Main picture: The total staff and equipment complement of the PE Fire Brigade in 1904
Location of the Herald’s Offices
In 1902 the Herald was still located in the building on the corner of Whites Road and Baakens Street and had not yet moved to its future home on the corner of Military Road and Baakens Street. Later this building which was one of the first three storey buildings in Port Elizabeth would be demolished to make way for the Colonial Mutual Life Assurance or CMLA Building. Much later it would be taken over by the Town Council who renamed it as Pleinhuis.
Prior to that, up to 1894, the Herald offices were located in the Cleghorn’s building which was up to that date known as the Herald Chambers which they shared with Cleghorns & Harris. As Cleghorns grew, their need for additional space resulted in the Herald’s relocation in 1894 to the southern side of White’s Road. The Herald, by this time, had sold the building to Cleghorns. As such they were merely tenants in that building.
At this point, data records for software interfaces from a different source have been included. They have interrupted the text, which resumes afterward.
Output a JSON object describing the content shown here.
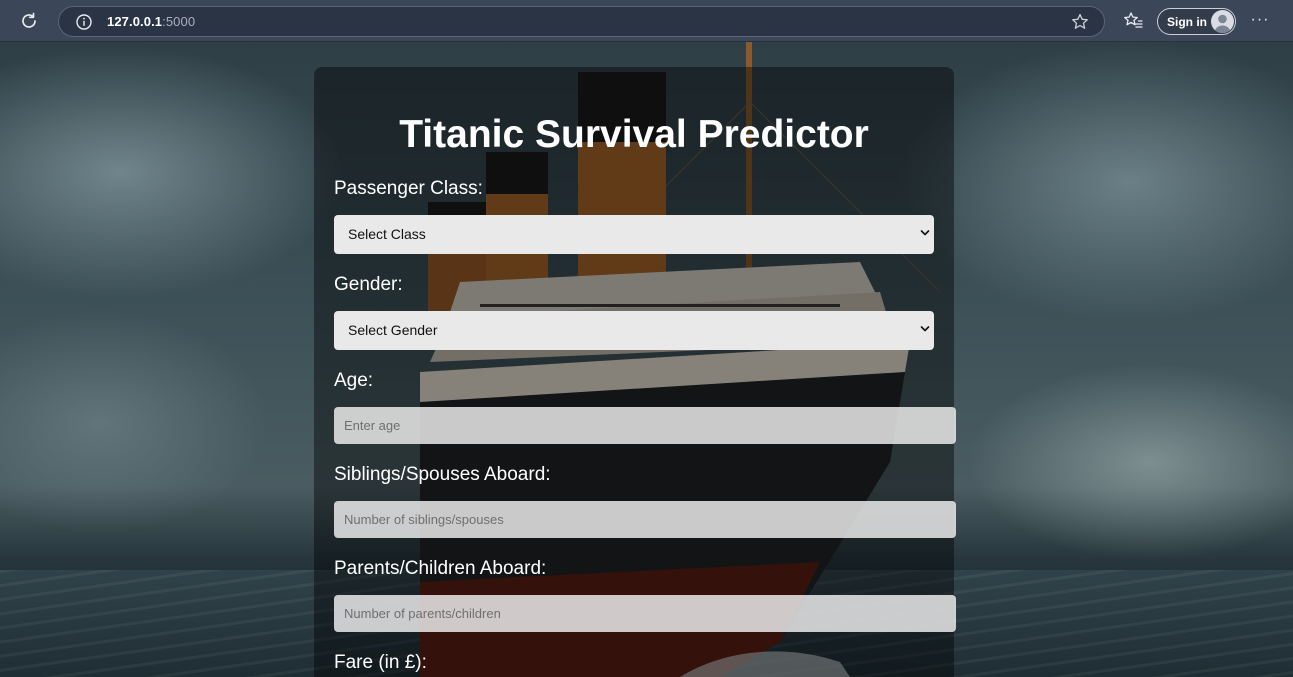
{
  "browser": {
    "url_host": "127.0.0.1",
    "url_port": ":5000",
    "signin_label": "Sign in",
    "more_label": "···"
  },
  "page": {
    "title": "Titanic Survival Predictor",
    "fields": {
      "pclass_label": "Passenger Class:",
      "pclass_selected": "Select Class",
      "gender_label": "Gender:",
      "gender_selected": "Select Gender",
      "age_label": "Age:",
      "age_placeholder": "Enter age",
      "sibsp_label": "Siblings/Spouses Aboard:",
      "sibsp_placeholder": "Number of siblings/spouses",
      "parch_label": "Parents/Children Aboard:",
      "parch_placeholder": "Number of parents/children",
      "fare_label": "Fare (in £):"
    }
  },
  "icons": {
    "reload": "reload-icon",
    "info": "info-icon",
    "star": "star-icon",
    "favorites": "favorites-icon",
    "avatar": "avatar-icon",
    "chevron": "chevron-down-icon"
  },
  "colors": {
    "browser_bar": "#3b4658",
    "card_overlay": "rgba(0,0,0,0.42)",
    "field_bg": "#e9e9e9",
    "title_text": "#ffffff"
  }
}
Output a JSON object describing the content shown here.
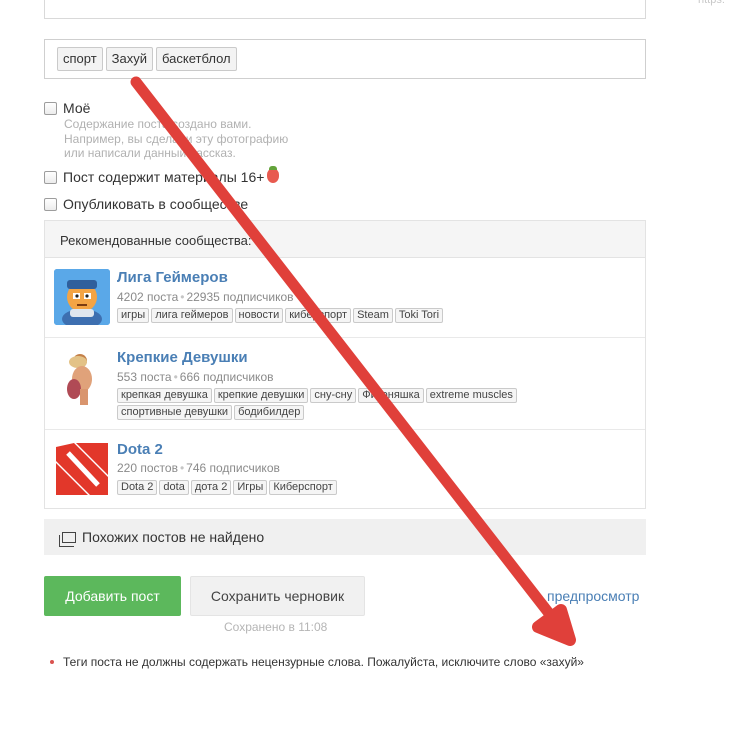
{
  "corner_hint": "https:",
  "tags": [
    "спорт",
    "Захуй",
    "баскетблол"
  ],
  "options": {
    "mine_label": "Моё",
    "mine_hint": "Содержание поста создано вами. Например, вы сделали эту фотографию или написали данный рассказ.",
    "adult_label": "Пост содержит материалы 16+",
    "community_label": "Опубликовать в сообществе"
  },
  "recommended": {
    "heading": "Рекомендованные сообщества:",
    "communities": [
      {
        "name": "Лига Геймеров",
        "posts": "4202 поста",
        "subs": "22935 подписчиков",
        "tags": [
          "игры",
          "лига геймеров",
          "новости",
          "киберспорт",
          "Steam",
          "Toki Tori"
        ]
      },
      {
        "name": "Крепкие Девушки",
        "posts": "553 поста",
        "subs": "666 подписчиков",
        "tags": [
          "крепкая девушка",
          "крепкие девушки",
          "сну-сну",
          "Фитоняшка",
          "extreme muscles",
          "спортивные девушки",
          "бодибилдер"
        ]
      },
      {
        "name": "Dota 2",
        "posts": "220 постов",
        "subs": "746 подписчиков",
        "tags": [
          "Dota 2",
          "dota",
          "дота 2",
          "Игры",
          "Киберспорт"
        ]
      }
    ]
  },
  "similar": "Похожих постов не найдено",
  "actions": {
    "add": "Добавить пост",
    "draft": "Сохранить черновик",
    "preview": "предпросмотр",
    "saved": "Сохранено в 11:08"
  },
  "error": "Теги поста не должны содержать нецензурные слова. Пожалуйста, исключите слово «захуй»",
  "colors": {
    "accent_green": "#5cb85c",
    "link_blue": "#4a7fb5",
    "annotation_arrow": "#e0403a"
  }
}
The fire and its aftermath
On 25th April a fire broke out accidentally in the machine room of the Herald at 5.30 a.m. after turpentine was spilt. The Herald was being printed at the time. Workmen were unable to contain the fire, which spread up the stairs to the first floor where the editorial offices and typesetting were situated, and which suffered the worst damage but the fire brigade was situated close by in Military Road and though considerable damage was caused, total ruin was averted. Some firemen were overcome by smoke.
Fortunately the firm had already bought the site on the corner of Baakens Street and Military Road and plans for a four storey building with a basement were approved by the Town Council at about the time of the fire. For some time after the fire the Herald was printed by another local newspaper, the Cape Daily Telegraph, formerly the P.E. Telegraph with which Philip’s P.E. Mercury had merged. The new building must have proceeded apace because the Herald was published from there in 1903.
Notification from the grave
In 1988 the Herald received the following letter from J.R. Anderson of Johannesburg: “I came across a letter addressed to my grandfather, Supt. J.G. Anderson, who was the fire chief in Port Elizabeth at the turn of the century. I found the letter among my father’s papers recently and I thought your readers might be interested, especially in the elaborate letterhead which is of possible value. “What I would like to know from you is to which fire the writer is referring. You may keep the original letter for your archives or the local museum.”
The letter, reproduced above, dated 30th May, 1902, and addressed to Mr. Anderson, Fire Brigade Office, reads:
We have pleasure in handing you cheque for £2.2.0 and another for £8.8.0.
Will you kindly accept the same on behalf of yourself in the first place and on behalf of your staff in the second for your valuable services during the fire.
We are E.H. Walton & Co.,
John B. Smith.
In 1988, the Herald published both letters and also the following comment: “Deputy Chief Officer D.C. Sparks, who is an authority on fire brigade history which he has researched for several years, says: ‘Port Elizabeth’s first fire pumps were bought by insurance. companies. They arrived in 1859 in Skimmer of the Seas and were handed to the town Council. The town engineer was in charge, and they were manned by volunteers. In 1867 the town decided the service was too expensive, and insurance companies took over until 1880, when the town resumed responsibility. Only in 1917 was the brigade manned professionally.”
History of the E.H. Walton Group 1845 to 1995 by G.S. Walton (Port Elizabeth, EH Walton & Co. 1995)